Here's a recreation of Royce's famous Nama Chocolate truffles. Somewhere between a liquid and a solid, they're silky, salaciously smooth squares of chocolate ganache dusted with a blizzard of cocoa powder. It's a bold statement, but I haven't had a better truffle to date.
- 1/4 cup (60g) unsweetened cocoa powder
- Line a 10x10-inch baking pan (or anything with a similar surface area) with parchment paper. Place the chocolate in a heatproof bowl.
- In a pot, add the cream and butter and heat until it starts to steam significantly (about 176°F/80°C). Pour the hot cream and butter over the chocolate, and stir until the chocolate is completely melted. Add the Kahlúa or brandy and give it a quick mix.
- Pour the chocolate paste into the prepared pan. Spread evenly, keeping the surface as smooth as possible. Freeze 2 to 3 hours to harden the chocolate.
- Now onto the slicing. Take the block of chocolate out of the freezer and mark 1x1-inch squares with a knife; that's 10 lines across both ways, i.e. 100 squares (I used a ruler to get perfect squares, but if you’re not fussed, it’s totally fine to do this by eye). Then, using a hot knife (you can dip the knife in hot water, then wipe it off with a kitchen towel), cut the chocolate into squares.
- Using a fine sieve, liberally dust cocoa powder over the chocolate squares.
- To store, keep in an airtight container in the refrigerator. I found that the cocoa powder will get slightly wet and clump up a little after 3 to 4 days, so if you can, add a pack of silica gel to your container to absorb any excess moisture.

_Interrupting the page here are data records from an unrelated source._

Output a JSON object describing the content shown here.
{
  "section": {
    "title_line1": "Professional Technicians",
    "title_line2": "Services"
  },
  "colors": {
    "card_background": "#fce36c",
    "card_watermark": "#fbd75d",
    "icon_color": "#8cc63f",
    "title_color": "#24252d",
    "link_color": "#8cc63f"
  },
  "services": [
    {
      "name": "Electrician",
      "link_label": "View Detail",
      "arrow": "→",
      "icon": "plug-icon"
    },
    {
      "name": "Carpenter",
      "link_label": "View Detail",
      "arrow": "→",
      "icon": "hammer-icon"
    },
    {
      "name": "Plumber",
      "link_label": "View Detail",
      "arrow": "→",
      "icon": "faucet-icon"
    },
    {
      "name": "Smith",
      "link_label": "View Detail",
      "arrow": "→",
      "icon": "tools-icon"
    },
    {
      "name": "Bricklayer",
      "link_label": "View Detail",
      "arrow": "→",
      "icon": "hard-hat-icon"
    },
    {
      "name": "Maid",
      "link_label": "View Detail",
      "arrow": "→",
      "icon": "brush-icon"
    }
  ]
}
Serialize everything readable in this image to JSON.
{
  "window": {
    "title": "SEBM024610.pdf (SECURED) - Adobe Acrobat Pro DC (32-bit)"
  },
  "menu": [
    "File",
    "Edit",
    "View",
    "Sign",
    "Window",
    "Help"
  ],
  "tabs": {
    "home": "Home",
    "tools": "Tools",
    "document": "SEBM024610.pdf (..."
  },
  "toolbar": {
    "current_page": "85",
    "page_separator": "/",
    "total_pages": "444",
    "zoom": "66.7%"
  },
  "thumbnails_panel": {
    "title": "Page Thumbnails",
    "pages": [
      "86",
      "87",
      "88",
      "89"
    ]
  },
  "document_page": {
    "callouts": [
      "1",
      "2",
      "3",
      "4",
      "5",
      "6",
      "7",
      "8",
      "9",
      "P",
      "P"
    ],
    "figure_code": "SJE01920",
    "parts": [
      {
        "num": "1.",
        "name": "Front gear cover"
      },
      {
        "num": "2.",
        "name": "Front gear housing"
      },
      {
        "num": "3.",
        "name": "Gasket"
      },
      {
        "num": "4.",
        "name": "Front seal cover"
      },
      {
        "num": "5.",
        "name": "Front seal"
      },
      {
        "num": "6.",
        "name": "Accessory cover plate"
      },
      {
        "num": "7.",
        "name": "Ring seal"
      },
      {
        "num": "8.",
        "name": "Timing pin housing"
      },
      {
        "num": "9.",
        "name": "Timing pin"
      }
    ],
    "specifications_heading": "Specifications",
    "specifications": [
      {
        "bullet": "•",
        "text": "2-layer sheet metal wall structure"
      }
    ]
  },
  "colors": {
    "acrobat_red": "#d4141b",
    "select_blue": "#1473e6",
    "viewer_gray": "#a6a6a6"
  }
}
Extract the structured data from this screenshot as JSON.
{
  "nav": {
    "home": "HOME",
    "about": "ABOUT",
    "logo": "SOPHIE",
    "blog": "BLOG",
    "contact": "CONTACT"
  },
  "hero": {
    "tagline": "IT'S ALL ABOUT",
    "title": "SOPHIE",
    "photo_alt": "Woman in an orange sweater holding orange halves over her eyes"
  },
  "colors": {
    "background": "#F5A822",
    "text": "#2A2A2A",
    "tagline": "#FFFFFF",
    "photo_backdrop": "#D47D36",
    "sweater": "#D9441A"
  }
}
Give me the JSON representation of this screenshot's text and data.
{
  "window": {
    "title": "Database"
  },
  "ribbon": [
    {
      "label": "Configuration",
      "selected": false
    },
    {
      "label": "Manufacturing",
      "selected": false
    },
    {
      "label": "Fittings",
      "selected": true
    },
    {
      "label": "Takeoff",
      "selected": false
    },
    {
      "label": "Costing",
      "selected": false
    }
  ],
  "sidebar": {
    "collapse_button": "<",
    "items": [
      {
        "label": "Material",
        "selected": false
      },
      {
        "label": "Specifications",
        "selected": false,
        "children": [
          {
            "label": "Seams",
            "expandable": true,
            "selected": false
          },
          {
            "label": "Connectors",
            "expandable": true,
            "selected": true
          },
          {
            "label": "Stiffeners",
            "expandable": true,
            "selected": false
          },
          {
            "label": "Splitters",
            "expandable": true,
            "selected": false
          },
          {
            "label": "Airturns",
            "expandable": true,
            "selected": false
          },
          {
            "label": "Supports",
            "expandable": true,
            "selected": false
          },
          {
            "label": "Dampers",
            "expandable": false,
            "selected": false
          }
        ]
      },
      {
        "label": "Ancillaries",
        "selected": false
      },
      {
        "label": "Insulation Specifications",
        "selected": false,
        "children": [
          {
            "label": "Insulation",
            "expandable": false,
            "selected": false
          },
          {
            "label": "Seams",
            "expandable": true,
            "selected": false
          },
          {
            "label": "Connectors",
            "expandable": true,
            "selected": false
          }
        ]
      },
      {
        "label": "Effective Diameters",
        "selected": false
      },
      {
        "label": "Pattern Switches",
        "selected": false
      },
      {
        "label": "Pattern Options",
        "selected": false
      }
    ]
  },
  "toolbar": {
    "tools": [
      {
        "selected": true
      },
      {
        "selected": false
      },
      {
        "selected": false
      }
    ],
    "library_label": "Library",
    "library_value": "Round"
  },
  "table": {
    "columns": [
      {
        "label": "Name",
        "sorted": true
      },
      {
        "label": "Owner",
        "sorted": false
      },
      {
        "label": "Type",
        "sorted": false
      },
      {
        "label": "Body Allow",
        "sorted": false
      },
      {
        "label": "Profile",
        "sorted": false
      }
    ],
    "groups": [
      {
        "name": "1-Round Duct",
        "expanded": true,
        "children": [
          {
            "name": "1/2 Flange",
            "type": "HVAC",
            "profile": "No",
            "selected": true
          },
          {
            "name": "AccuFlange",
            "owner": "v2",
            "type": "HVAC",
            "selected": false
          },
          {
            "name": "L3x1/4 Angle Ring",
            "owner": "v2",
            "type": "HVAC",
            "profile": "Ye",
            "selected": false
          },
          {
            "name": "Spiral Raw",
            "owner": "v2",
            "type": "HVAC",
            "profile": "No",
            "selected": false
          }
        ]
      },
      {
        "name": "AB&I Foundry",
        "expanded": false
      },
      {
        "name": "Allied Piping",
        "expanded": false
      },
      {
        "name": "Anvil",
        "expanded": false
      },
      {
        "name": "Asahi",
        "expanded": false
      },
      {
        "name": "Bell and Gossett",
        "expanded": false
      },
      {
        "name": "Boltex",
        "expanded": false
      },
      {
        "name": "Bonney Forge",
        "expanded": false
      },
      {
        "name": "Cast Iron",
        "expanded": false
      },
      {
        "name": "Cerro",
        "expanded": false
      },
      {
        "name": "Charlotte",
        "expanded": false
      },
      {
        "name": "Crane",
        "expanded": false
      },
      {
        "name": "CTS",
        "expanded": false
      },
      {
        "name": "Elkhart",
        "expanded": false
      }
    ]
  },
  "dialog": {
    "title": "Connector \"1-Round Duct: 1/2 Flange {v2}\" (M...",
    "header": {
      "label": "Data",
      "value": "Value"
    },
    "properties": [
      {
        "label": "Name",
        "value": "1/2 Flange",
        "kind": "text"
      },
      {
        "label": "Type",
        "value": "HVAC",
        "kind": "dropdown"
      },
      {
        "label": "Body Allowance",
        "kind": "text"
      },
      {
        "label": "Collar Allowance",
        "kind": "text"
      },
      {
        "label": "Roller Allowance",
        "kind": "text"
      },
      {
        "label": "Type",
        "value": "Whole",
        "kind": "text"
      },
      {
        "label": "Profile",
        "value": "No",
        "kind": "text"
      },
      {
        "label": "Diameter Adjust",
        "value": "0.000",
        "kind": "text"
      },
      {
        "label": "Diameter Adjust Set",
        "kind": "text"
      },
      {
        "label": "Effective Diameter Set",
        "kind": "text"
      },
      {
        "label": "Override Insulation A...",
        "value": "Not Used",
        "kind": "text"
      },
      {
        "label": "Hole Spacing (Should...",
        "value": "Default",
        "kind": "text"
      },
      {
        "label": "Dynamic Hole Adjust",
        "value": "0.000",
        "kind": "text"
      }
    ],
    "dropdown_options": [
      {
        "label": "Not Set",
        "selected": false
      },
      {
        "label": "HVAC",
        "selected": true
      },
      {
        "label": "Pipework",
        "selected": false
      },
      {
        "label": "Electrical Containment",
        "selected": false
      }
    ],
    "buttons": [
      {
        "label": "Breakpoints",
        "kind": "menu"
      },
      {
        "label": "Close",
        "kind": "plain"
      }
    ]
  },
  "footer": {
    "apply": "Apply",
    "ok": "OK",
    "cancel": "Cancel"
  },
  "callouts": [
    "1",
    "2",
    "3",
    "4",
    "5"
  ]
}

- Roll the dough about an inch thick and use a 2.5″ cutter to cut about 7 circles. Re-roll the scraps and cut out another 2.
- Place the scones onto a parchment or silicone mat lined baking sheet and brush the tops with the reserved egg wash.
- Bake the scones for 13-15 minutes, until about tripled in height, and golden brown on the tops and bottoms. Enjoy!
If making this recipe by hand, whisk to combine the dry ingredients in a large bowl, and mix in the butter with a hand mixer. Proceed with the recipe as instructed. If possible, weigh the flour instead of measuring it. The dough should be somewhat sticky as you can see in my process shots and notes above. If it is unworkably sticky, add a small amount of flour, just enough to make it workable, but know that any flour you add will make the scones denser. Or, you can chill the dough in the fridge or freezer for 10 minutes to firm the butter slightly. Storing leftovers: Keep in an airtight container for a few days at room temperature or in the fridge for a couple weeks. Freezing: Wrap tightly and store in an airtight container to prevent drying out, then freeze for up to 3 months. Reheating: Bake in a 300F oven for 5-10 minutes, until warmed through. You can also cut them in half and toast them. Add a few extra minutes if reheating from frozen.
Recipe from Food52